[Data excerpts Boundary: Start]
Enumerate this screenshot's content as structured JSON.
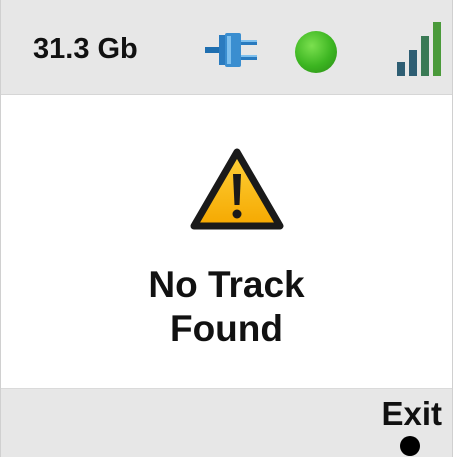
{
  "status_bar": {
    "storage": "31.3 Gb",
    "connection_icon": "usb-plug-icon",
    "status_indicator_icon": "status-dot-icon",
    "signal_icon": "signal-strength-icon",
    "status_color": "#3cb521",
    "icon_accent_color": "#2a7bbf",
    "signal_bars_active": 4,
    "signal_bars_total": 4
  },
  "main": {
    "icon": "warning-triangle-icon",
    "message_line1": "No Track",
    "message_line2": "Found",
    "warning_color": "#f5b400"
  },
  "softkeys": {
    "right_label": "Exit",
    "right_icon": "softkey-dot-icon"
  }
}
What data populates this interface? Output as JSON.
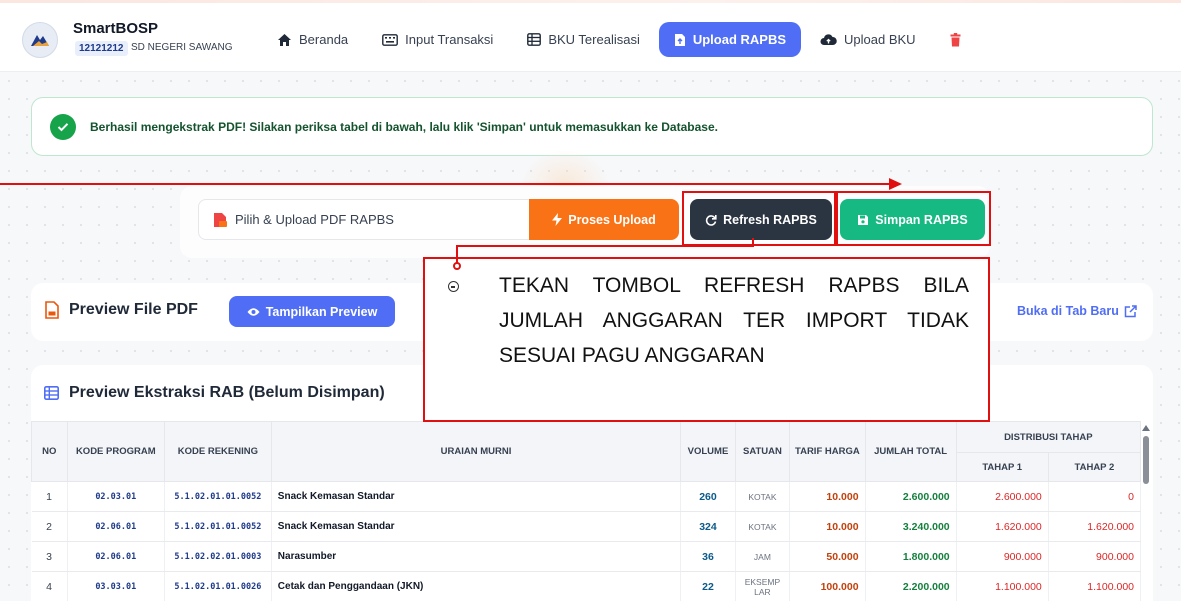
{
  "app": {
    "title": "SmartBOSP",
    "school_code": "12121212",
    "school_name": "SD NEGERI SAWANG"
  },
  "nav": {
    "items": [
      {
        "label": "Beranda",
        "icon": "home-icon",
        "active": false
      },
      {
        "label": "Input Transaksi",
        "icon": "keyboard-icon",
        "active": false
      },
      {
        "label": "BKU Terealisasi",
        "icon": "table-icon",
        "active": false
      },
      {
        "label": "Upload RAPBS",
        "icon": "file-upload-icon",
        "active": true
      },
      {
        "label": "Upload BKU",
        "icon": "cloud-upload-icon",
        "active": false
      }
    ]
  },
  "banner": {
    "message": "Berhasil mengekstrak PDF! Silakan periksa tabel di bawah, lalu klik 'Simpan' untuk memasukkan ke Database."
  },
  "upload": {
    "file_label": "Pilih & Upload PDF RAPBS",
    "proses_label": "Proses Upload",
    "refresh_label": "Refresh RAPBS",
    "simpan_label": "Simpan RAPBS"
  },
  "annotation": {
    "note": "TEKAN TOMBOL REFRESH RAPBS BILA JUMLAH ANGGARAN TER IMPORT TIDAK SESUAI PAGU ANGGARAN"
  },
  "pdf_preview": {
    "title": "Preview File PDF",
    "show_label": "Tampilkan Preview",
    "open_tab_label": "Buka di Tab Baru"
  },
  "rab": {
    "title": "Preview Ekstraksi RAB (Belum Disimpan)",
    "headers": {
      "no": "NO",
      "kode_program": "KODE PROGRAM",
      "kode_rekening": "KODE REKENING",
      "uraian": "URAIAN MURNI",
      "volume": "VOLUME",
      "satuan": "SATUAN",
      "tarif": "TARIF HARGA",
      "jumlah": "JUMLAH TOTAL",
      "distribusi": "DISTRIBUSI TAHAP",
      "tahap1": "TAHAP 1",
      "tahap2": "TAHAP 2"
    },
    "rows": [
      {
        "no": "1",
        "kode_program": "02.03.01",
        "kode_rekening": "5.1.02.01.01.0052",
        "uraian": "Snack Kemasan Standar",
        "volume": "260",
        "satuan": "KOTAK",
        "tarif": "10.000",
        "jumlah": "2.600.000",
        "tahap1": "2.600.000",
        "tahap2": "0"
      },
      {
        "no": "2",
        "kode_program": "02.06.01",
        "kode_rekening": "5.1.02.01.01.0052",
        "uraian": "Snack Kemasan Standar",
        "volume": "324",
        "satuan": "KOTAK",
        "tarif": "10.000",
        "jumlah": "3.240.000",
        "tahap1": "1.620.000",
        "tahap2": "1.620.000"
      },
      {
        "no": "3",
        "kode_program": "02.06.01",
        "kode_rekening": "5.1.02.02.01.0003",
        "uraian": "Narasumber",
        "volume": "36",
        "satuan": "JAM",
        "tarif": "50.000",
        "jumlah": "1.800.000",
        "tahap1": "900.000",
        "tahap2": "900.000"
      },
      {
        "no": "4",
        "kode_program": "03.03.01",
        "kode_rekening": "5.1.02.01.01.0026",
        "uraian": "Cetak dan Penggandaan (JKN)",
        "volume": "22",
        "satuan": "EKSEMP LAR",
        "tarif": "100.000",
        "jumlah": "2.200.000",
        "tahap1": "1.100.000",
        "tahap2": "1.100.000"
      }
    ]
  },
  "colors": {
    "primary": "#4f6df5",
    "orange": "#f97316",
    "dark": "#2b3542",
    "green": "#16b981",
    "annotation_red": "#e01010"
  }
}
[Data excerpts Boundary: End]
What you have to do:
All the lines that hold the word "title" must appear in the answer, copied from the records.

Exercise output:
    "title": "SmartBOSP",
    "title": "Preview File PDF",
    "title": "Preview Ekstraksi RAB (Belum Disimpan)",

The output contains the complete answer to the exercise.